> Exercise aim
Copy each line from the data that has the word "test" in it.
# # #
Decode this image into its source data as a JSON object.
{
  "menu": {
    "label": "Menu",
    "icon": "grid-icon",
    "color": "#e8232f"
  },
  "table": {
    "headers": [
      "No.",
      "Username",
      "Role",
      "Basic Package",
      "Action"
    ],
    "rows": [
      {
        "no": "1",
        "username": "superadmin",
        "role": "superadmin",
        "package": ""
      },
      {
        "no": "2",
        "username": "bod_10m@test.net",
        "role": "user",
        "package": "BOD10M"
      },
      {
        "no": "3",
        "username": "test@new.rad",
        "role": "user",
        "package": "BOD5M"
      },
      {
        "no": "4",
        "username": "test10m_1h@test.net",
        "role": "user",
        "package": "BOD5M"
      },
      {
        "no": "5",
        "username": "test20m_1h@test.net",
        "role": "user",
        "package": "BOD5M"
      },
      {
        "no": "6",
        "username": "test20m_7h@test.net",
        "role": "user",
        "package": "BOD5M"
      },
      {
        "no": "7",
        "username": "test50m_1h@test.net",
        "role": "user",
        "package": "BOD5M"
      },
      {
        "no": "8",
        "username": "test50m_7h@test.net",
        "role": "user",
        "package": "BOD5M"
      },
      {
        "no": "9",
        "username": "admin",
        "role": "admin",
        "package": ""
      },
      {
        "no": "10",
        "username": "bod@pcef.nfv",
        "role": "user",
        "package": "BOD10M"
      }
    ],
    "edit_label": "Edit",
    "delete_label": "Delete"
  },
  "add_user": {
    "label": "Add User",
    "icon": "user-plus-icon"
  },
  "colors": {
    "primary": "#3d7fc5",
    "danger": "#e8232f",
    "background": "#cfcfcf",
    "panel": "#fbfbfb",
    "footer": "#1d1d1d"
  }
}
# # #
> Answer to this task
        "username": "bod_10m@test.net",
        "username": "test@new.rad",
        "username": "test10m_1h@test.net",
        "username": "test20m_1h@test.net",
        "username": "test20m_7h@test.net",
        "username": "test50m_1h@test.net",
        "username": "test50m_7h@test.net",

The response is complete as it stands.